It is rare that arguably the world’s best medical detectives are frankly stumped by the cause of an outbreak that is clearly an ongoing threat to public health. This is one of those times.
The full experience and resources of the Centers for Disease Control and Prevention are being tested by an obscure bacteria called Elizabethkingia anopheles, which has arisen from an unknown source to infect at least 58 people and cause 18 deaths in two states. That is a mortality rate of 31%, though a definitive link to death is confounded by the immune deficiency and age of the patients (most >65 years).
“It does tend to be restricted to people with a weakened immune system, something like a cancer diagnosis, diabetes, liver disease -- that type of thing,” says Michael Bell, MD, deputy director of the CDC′s Division of Healthcare Quality Promotion. “We are putting a tremendous amount of effort into this because it is such a fragile population. If we can find a single source that can be either removed or contained then we can protect others in this category.”

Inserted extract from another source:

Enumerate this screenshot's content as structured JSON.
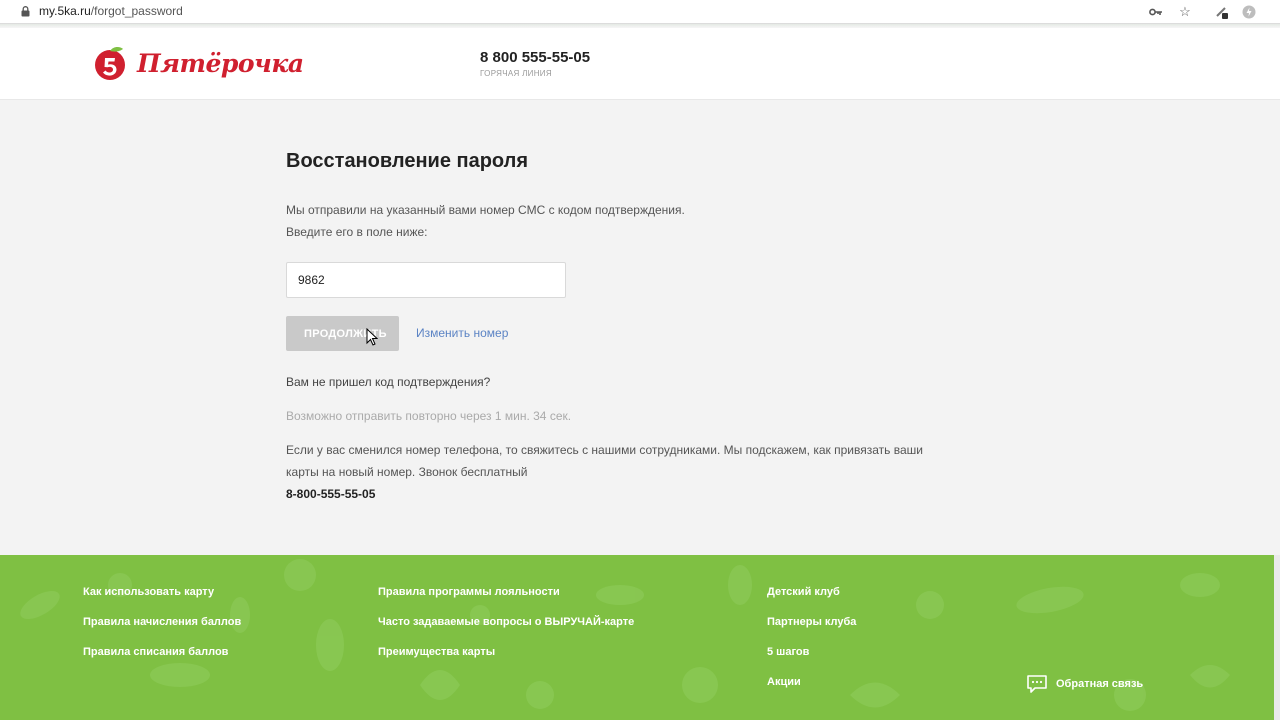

With the exception of one case in Michigan, all of the cases have been in Wisconsin, which reported the first six cases between Dec. 29, 2015 and Jan. 4 of this year. As of April 6, state health officials in Wisconsin reported four more possible cases and one under investigation, which if confirmed would bring the total to 63 people infected. E. anopheles is a gram negative bacteria that can be naturally resistant to many antibiotics, but the outbreak strain can be treated with several other drugs so early recognition of cases is paramount. The signs and symptoms of infection include fever, shortness of breath, chills or cellulitis. Confirmation of the illness requires a laboratory test.
The CDC typically sees every state report 5 to 10 sporadic cases of E. anopheles annually, which is found in the environment, soil and water sources. What’s different about the ongoing outbreak is that all of the patients were infected by an identical strain.
“We are defining the outbreak by [genetic] sequencing and very detailed molecular typing,” Bells says.
The majority of the infections identified to date have been bloodstream infections, but some patients have had the bacteria isolated from other sites, including the respiratory tract and joints. The CDC has tested water supplies, tracked back healthcare contacts, and looked for a common source in food, medical products, over the counter personal care products, household exposures and community exposures.
“So far we have yet to show that any of those is a clear risk factor for these infections,” Bell says. "There is a possibility that we won’t find it. The challenge that we have is that the people who are likely to have known what they were exposed to in many cases are either very ill or have passed away. That can make the original source sometimes difficult to trace, but we continue to search.”
For more on this story see the May 2016 issue of Hospital Infection Control & Prevention